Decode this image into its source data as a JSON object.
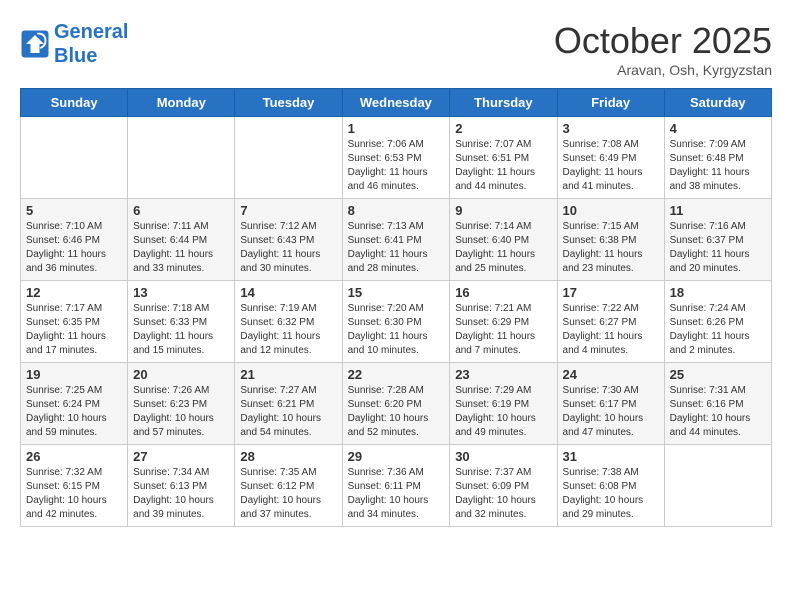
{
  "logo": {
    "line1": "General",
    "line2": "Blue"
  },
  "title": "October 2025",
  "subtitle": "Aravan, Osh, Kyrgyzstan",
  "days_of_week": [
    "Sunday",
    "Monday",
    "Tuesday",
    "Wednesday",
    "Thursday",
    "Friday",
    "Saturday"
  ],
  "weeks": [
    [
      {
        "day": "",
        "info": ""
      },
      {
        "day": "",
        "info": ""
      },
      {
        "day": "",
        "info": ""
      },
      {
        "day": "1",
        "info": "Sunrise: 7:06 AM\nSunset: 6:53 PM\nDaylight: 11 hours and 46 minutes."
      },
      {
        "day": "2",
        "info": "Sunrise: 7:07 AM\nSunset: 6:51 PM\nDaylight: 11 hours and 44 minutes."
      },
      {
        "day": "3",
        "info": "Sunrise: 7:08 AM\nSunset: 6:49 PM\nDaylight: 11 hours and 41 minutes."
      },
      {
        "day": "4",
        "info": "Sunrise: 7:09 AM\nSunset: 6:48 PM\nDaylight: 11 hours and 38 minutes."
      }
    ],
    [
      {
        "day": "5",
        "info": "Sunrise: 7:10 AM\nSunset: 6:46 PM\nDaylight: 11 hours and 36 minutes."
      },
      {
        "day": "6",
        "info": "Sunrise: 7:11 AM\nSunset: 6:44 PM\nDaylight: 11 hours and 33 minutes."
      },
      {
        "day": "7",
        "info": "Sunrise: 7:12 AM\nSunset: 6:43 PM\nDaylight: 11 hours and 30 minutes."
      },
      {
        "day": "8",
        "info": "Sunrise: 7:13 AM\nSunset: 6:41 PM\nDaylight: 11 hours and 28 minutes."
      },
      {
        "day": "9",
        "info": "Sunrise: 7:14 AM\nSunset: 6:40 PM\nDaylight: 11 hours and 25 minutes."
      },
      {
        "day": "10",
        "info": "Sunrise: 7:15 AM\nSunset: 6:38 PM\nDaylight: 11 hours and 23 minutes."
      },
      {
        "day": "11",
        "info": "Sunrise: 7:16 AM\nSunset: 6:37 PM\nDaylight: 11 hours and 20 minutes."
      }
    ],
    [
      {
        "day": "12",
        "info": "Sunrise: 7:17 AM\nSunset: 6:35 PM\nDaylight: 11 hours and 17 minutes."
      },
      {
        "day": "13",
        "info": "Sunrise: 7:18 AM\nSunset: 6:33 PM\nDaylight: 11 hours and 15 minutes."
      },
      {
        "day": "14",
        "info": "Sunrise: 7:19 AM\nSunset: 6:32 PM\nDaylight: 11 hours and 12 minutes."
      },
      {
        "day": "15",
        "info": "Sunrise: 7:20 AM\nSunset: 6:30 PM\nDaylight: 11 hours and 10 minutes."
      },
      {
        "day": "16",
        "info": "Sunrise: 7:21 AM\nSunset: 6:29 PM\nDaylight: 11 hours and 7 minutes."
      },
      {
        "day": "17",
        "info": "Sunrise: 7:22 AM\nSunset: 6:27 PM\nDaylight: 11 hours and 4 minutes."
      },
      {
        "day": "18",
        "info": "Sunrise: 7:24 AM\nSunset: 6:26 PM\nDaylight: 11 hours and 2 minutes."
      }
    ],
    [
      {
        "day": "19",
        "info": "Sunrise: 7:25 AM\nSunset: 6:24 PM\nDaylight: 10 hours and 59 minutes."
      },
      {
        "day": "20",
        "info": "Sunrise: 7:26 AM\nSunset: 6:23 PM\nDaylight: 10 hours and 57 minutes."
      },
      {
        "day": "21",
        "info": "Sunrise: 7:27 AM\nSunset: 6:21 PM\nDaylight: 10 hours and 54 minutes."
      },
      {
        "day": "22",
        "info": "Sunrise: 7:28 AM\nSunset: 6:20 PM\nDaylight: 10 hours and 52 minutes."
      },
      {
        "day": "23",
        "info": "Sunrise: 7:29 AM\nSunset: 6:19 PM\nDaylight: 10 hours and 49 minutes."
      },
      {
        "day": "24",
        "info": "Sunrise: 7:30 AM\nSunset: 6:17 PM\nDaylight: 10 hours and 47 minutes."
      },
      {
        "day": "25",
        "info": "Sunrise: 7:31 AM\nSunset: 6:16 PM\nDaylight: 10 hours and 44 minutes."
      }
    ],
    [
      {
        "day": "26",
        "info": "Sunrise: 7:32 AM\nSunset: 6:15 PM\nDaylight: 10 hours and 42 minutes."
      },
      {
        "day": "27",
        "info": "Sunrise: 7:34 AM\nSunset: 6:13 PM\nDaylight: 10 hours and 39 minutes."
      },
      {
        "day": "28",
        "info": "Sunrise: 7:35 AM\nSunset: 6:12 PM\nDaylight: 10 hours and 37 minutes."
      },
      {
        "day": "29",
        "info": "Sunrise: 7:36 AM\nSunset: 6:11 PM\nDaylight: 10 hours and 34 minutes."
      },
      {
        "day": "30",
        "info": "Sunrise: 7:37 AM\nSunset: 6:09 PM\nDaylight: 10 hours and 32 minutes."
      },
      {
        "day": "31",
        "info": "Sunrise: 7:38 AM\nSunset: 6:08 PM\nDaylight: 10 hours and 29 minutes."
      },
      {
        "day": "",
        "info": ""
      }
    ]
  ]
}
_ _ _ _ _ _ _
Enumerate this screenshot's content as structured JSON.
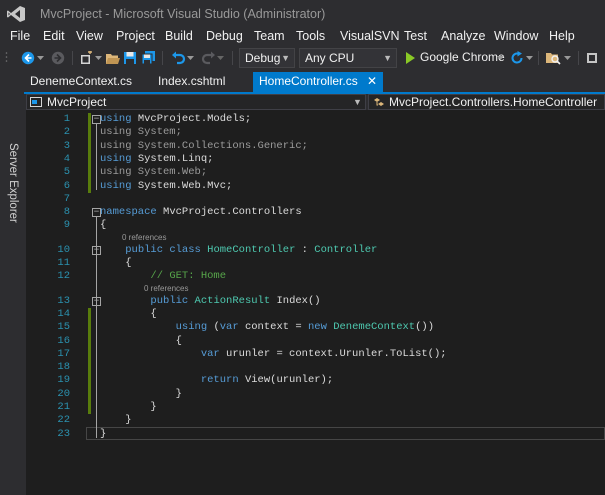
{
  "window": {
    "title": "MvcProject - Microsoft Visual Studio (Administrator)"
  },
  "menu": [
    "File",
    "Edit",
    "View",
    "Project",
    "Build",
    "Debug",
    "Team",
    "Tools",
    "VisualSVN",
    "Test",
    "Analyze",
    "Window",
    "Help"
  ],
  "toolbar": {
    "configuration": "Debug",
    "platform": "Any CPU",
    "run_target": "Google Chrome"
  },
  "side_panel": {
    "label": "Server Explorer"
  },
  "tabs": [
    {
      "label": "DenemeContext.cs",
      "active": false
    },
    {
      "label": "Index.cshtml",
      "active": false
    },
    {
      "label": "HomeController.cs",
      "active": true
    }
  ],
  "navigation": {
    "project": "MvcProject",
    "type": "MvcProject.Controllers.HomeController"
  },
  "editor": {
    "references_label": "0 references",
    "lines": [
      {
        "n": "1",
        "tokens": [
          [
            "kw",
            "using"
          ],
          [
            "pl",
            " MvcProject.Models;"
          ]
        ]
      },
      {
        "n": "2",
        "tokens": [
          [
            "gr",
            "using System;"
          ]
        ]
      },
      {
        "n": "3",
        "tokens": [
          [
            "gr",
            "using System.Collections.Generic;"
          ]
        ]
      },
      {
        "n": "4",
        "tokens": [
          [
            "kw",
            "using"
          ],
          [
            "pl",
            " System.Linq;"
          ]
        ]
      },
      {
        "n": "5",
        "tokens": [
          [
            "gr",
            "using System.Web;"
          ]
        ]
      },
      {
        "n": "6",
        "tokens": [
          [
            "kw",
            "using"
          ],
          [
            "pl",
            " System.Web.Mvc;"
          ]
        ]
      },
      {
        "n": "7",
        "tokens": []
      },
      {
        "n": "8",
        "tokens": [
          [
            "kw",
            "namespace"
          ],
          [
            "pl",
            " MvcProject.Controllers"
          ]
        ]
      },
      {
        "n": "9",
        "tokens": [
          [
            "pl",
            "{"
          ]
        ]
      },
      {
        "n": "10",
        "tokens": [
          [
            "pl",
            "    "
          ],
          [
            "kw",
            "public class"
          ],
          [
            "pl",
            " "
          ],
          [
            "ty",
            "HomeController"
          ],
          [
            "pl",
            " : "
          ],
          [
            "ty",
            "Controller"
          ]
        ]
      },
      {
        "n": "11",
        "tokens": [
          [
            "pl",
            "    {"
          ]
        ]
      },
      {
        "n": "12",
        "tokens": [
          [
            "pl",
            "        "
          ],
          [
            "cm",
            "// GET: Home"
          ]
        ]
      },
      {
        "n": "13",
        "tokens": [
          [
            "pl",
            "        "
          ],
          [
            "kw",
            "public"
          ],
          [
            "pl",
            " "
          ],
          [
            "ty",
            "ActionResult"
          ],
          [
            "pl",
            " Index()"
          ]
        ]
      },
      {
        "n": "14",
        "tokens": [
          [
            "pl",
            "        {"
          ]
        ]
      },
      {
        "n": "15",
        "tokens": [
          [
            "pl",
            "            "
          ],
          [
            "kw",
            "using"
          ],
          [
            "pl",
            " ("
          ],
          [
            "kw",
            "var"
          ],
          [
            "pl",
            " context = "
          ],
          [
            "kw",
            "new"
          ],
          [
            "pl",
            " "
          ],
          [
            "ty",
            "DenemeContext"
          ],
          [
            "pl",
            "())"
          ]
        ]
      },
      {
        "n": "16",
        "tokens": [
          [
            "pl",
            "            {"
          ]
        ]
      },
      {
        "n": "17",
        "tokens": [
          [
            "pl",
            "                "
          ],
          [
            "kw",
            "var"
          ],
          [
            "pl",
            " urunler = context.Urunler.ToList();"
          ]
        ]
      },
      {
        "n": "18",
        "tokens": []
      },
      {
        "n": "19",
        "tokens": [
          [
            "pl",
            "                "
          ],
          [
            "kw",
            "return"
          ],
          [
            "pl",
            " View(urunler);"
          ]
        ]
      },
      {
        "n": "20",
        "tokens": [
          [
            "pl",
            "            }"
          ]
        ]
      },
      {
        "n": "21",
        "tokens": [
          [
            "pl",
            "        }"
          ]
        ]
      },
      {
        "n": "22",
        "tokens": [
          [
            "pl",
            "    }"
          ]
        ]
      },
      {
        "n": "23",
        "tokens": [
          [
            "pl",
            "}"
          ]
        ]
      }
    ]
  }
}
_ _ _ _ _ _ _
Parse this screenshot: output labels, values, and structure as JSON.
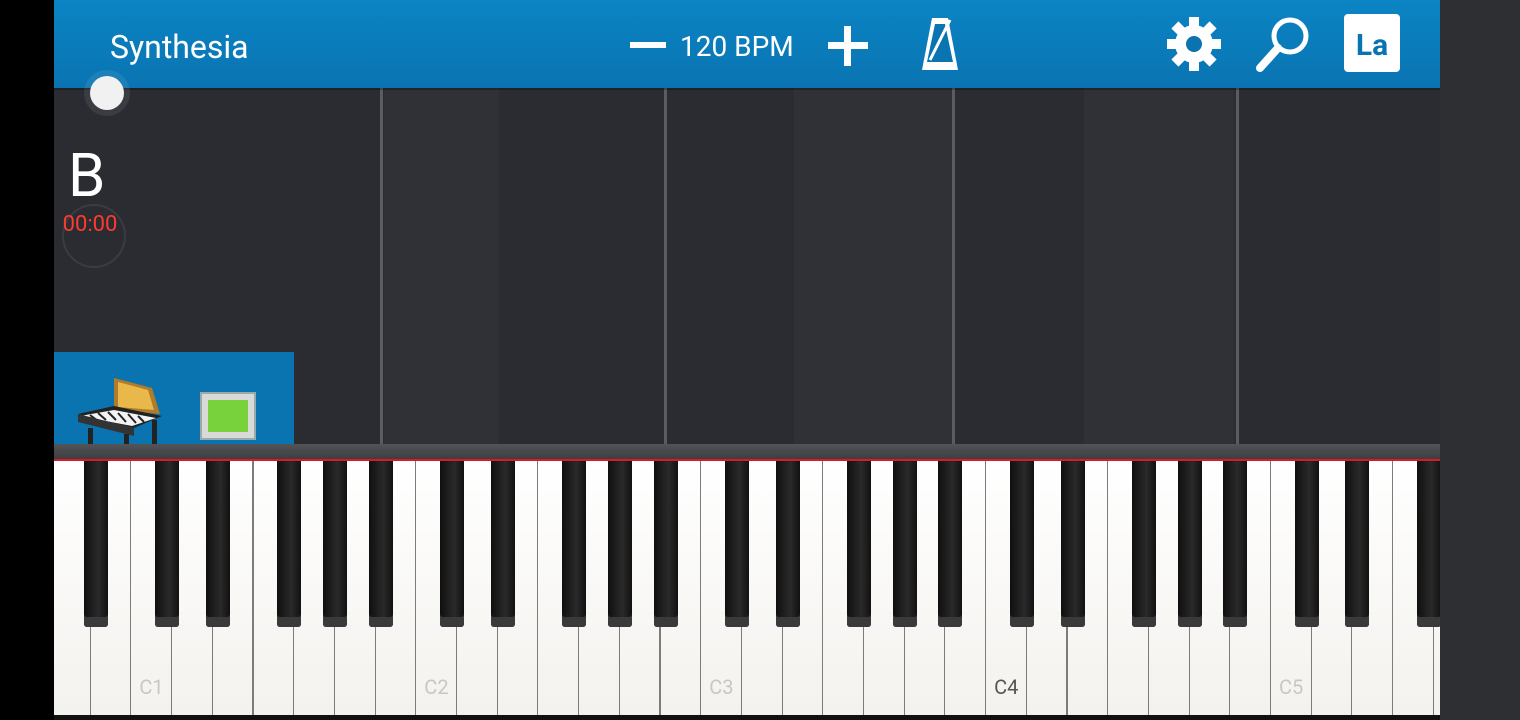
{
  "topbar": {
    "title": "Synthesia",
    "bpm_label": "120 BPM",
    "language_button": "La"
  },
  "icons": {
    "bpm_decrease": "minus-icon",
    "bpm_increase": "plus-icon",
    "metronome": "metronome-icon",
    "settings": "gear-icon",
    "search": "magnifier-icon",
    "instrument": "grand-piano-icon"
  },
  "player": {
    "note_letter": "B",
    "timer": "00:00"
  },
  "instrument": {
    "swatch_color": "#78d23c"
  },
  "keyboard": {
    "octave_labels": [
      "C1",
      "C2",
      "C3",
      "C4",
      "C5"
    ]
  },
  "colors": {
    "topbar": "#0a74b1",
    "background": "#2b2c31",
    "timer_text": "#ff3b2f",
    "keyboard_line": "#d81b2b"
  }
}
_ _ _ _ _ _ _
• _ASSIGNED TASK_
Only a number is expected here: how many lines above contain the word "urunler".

• _RESPONSE_
2